Dataset entries
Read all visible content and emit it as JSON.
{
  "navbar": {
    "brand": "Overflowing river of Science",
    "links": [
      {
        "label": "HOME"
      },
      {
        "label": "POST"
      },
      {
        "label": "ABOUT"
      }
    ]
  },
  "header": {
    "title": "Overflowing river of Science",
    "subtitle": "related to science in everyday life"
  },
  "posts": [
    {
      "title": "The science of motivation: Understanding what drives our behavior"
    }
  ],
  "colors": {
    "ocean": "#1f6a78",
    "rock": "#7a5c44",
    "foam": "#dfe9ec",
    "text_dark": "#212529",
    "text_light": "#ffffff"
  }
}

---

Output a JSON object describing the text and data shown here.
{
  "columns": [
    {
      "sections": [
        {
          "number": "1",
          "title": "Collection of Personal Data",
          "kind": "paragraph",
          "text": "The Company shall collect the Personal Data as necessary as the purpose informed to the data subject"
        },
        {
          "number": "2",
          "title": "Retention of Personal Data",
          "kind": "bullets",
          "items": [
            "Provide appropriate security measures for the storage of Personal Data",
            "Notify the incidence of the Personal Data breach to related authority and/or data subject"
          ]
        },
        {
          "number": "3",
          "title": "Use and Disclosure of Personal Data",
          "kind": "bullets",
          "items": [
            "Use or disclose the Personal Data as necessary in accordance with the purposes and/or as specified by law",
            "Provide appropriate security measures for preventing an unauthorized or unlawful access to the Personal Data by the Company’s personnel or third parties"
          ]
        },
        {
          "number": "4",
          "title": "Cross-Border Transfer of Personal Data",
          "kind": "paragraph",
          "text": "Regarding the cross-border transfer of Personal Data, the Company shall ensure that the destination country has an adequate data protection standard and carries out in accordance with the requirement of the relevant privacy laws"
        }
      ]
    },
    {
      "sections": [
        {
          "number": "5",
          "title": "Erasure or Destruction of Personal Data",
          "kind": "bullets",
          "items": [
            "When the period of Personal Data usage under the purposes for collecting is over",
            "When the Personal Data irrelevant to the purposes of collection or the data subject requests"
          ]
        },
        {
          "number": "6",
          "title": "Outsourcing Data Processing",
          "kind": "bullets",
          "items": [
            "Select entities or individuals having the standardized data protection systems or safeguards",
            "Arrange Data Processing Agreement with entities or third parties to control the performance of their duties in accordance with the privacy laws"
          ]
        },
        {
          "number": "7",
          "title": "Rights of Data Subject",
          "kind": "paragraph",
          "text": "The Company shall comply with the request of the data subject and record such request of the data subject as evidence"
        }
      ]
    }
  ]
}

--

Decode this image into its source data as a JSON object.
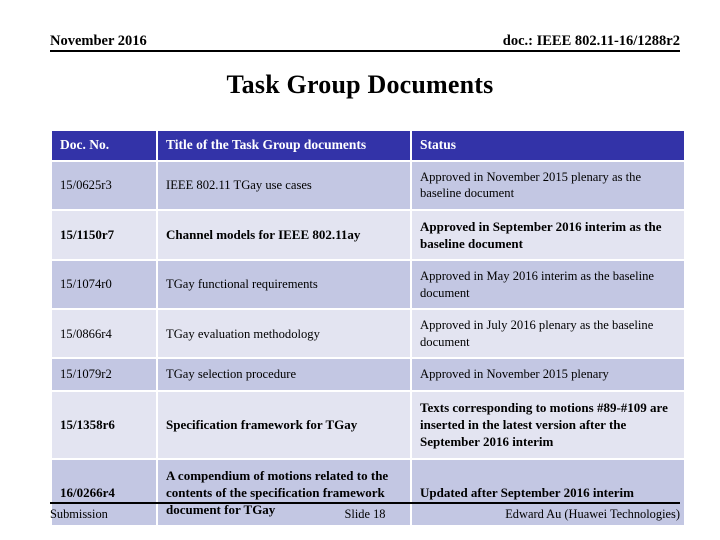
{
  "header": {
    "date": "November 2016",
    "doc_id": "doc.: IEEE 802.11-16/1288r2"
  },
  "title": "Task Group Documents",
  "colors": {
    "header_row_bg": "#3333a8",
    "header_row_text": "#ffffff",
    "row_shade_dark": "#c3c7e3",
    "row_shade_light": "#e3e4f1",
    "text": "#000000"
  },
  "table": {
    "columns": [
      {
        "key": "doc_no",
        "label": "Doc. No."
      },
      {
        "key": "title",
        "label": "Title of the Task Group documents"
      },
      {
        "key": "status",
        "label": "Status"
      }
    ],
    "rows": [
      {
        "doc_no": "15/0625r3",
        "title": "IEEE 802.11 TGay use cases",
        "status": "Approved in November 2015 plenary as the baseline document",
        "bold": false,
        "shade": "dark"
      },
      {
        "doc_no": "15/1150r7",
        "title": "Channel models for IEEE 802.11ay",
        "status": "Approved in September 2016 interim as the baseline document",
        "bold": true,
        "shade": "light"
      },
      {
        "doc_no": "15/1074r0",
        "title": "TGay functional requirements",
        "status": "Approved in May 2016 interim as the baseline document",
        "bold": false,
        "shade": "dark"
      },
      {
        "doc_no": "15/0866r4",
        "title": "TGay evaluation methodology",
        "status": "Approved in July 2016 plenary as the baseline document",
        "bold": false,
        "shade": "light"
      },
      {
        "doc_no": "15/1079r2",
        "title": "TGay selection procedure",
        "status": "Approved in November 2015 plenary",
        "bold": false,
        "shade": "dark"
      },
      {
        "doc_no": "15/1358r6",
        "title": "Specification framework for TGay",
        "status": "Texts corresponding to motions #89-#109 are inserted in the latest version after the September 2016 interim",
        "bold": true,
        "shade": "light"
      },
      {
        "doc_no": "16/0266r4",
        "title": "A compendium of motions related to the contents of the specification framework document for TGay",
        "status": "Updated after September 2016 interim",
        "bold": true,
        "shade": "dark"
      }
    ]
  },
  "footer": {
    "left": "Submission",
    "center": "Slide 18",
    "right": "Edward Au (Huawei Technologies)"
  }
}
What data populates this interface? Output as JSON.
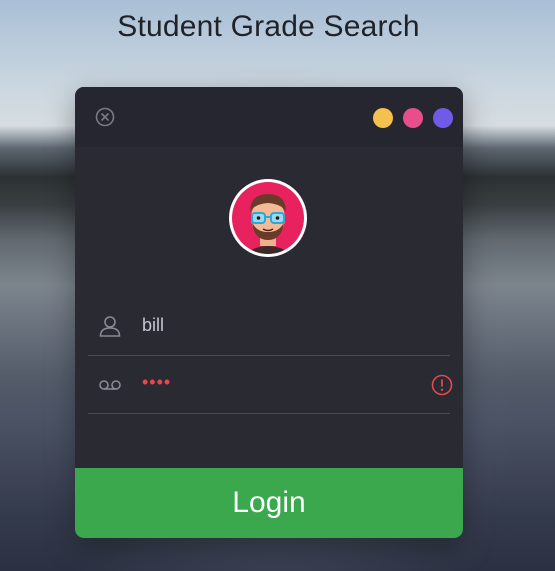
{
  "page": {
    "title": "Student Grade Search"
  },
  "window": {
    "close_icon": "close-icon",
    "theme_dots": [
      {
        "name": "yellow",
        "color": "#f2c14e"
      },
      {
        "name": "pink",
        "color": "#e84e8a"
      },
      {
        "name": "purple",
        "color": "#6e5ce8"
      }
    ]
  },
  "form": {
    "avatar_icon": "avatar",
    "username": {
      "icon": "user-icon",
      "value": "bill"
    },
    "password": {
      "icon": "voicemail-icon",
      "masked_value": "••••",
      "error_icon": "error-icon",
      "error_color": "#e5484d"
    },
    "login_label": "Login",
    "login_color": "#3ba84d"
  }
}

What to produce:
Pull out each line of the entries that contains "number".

Result below:
          "number": "1",
          "number": "2",
          "number": "3",
          "number": "4",
          "number": "5",
          "number": "6",
          "number": "7",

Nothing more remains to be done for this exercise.